Speaking of Sri Lanka’s commitment made in Geneva in September, Swire stated the government was amidst making several proposals for the mechanism, which were most likely to be reviewed and discussed with the United Nations High Commissioner for Human Rights Zeid Ra’ad al Hussein during his visit to Sri Lanka this year.
“There is a lot of work going on to come up with some kind of solution to get things going. It will be a Sri Lankan process with an international element, but what that means remains to be discussed and seen. It is not an international system that is being imposed on Sri Lanka,” Swire said during a press conference at the end of his three day visit.
The British Minister who visited the Northern Province said there was some concern about the pace of land held by the military being returned.
“Even though a considerable amount of land has been released to civilians, there are huge expectations from this government to move quicker.
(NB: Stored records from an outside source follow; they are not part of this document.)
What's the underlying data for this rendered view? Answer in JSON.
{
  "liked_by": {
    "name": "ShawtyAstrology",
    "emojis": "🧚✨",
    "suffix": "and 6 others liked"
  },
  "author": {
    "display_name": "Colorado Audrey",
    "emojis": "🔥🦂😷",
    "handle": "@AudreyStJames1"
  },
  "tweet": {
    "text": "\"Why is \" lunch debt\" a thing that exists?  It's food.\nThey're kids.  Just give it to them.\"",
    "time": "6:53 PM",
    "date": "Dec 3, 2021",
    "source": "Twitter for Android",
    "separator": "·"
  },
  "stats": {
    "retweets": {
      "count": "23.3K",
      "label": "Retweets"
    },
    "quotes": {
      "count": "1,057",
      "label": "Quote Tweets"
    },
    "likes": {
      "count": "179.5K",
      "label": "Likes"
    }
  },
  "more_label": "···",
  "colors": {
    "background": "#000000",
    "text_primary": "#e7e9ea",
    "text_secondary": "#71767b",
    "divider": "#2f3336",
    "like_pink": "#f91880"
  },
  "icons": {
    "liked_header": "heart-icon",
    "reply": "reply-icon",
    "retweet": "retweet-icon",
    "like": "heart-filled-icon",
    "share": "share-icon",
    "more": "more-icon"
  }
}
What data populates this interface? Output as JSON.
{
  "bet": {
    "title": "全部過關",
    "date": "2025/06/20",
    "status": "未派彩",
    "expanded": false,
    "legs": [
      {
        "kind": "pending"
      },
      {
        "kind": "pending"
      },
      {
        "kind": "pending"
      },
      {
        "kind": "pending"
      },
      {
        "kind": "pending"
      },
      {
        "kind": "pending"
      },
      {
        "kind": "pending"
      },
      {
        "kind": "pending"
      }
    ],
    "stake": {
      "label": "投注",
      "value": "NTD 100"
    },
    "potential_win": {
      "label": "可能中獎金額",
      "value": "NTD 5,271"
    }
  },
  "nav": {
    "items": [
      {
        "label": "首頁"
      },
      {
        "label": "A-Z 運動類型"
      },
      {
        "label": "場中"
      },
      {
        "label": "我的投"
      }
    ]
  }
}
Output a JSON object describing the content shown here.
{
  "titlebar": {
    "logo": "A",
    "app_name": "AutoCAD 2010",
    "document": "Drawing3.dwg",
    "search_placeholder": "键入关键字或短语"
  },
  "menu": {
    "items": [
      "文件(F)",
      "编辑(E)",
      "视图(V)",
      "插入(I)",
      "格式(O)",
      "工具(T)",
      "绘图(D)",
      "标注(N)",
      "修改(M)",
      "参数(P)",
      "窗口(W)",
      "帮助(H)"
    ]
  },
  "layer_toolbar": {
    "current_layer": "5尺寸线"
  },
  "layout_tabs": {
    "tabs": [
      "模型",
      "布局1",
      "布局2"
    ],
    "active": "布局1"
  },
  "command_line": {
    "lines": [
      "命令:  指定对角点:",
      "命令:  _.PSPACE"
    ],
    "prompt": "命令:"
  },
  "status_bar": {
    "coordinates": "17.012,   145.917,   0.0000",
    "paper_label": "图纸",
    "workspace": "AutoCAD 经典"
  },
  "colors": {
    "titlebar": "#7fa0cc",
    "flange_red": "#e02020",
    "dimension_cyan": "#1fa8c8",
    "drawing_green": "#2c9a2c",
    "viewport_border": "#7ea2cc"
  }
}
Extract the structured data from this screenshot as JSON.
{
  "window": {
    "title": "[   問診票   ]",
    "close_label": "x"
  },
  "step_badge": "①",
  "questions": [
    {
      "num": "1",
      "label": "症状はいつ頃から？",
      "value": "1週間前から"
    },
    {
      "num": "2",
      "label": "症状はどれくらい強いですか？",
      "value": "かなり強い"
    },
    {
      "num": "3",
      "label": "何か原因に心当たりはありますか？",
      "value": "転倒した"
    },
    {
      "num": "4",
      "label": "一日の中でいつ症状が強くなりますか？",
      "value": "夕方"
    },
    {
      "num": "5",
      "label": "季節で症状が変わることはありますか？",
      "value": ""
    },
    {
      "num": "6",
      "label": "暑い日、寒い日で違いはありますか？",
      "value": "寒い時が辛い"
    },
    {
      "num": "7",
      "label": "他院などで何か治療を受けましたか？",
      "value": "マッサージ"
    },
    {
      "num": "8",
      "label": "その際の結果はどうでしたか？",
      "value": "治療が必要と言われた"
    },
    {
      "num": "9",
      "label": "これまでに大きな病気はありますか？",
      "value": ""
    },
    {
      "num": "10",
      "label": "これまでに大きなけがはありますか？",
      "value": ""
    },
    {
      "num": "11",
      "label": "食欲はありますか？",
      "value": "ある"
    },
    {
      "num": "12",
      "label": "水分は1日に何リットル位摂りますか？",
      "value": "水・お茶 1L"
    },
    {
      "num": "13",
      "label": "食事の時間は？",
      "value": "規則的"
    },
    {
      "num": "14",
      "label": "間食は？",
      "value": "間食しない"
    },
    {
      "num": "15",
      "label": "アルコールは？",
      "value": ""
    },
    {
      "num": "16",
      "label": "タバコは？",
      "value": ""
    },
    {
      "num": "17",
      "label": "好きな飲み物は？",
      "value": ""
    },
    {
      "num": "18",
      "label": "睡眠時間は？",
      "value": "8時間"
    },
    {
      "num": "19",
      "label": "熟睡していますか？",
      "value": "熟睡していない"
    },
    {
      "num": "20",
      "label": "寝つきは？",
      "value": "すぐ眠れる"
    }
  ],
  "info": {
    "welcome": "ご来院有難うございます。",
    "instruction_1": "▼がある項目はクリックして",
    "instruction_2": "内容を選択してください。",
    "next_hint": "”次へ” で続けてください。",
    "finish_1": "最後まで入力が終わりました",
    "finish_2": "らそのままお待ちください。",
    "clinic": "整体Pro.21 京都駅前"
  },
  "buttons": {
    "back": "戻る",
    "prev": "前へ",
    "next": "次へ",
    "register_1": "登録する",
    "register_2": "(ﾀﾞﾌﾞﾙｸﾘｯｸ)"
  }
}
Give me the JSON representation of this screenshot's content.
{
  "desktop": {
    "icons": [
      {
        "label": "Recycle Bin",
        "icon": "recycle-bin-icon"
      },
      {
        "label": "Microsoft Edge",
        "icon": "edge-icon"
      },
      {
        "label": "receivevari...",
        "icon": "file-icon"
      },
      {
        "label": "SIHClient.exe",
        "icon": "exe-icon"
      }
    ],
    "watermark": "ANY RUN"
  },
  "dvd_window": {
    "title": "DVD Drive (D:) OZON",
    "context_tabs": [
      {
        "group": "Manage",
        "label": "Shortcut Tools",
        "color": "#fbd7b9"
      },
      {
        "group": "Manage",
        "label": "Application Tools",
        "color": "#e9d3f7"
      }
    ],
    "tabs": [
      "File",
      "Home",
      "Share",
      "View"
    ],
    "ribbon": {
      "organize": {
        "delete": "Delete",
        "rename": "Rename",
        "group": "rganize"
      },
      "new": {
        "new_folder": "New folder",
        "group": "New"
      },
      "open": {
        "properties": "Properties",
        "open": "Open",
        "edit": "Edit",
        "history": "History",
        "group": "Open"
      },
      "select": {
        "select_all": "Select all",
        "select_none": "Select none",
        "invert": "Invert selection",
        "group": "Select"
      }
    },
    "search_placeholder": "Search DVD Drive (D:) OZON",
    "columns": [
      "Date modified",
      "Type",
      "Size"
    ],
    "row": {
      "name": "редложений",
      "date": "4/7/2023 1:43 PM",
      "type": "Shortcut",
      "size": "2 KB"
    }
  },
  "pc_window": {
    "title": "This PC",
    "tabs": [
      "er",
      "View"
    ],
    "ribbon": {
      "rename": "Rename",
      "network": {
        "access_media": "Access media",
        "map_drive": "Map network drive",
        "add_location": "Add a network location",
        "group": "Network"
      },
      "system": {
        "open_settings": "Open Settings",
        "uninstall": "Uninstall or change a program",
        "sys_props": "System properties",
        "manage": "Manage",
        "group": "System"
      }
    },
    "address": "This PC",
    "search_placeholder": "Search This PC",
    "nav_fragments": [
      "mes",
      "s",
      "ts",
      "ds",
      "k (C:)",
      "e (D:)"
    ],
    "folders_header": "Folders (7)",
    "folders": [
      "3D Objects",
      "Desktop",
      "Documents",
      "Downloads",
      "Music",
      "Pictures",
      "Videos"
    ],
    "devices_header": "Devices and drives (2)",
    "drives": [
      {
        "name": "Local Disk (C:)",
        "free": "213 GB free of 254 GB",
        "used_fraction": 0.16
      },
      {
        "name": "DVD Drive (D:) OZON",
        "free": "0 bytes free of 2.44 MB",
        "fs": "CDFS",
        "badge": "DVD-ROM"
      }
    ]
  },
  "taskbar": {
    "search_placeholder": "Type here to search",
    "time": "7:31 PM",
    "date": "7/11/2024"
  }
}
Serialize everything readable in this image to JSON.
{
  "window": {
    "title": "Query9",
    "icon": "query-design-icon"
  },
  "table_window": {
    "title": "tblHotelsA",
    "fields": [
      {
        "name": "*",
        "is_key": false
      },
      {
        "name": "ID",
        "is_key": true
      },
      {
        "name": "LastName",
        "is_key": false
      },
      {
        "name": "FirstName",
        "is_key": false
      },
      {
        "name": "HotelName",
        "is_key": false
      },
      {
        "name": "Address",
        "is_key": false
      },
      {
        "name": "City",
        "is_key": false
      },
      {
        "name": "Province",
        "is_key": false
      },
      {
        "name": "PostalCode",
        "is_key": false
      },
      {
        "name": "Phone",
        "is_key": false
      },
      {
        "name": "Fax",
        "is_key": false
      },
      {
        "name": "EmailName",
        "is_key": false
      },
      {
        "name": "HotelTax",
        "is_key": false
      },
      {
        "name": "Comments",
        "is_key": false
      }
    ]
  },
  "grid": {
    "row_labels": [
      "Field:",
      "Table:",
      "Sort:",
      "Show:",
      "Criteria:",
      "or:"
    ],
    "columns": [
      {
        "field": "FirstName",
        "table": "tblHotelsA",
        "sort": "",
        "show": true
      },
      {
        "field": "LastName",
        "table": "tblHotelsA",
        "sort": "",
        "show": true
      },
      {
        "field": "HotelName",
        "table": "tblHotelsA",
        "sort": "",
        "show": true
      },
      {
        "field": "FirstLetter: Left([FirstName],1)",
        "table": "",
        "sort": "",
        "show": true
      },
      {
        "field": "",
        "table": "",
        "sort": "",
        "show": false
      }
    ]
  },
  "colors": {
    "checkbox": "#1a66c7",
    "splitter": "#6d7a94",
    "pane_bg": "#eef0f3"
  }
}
The pace of land being returned will accelerate in the future. I believe the land that is returned should be in good condition, which will allow normal community lives to start up again,” he said.
Swire also promised Britain’s assistance in addressing international issues on human and labour rights, several criteria’s which needed to be fulfilled, before the country applied for the European GSP scheme.
Britain was eager to re-engage in the Defence sector, where it would provide the Sri Lankan armed forces training on how to operate within a democratic system. Discussions with the Prime Minister also revealed the Sri Lankan forces would take an initiative in international peacekeeping in the future.
Swire also welcomed the government’s intention to sign up to the Ottawa convention on de mining. (Daily Mirror)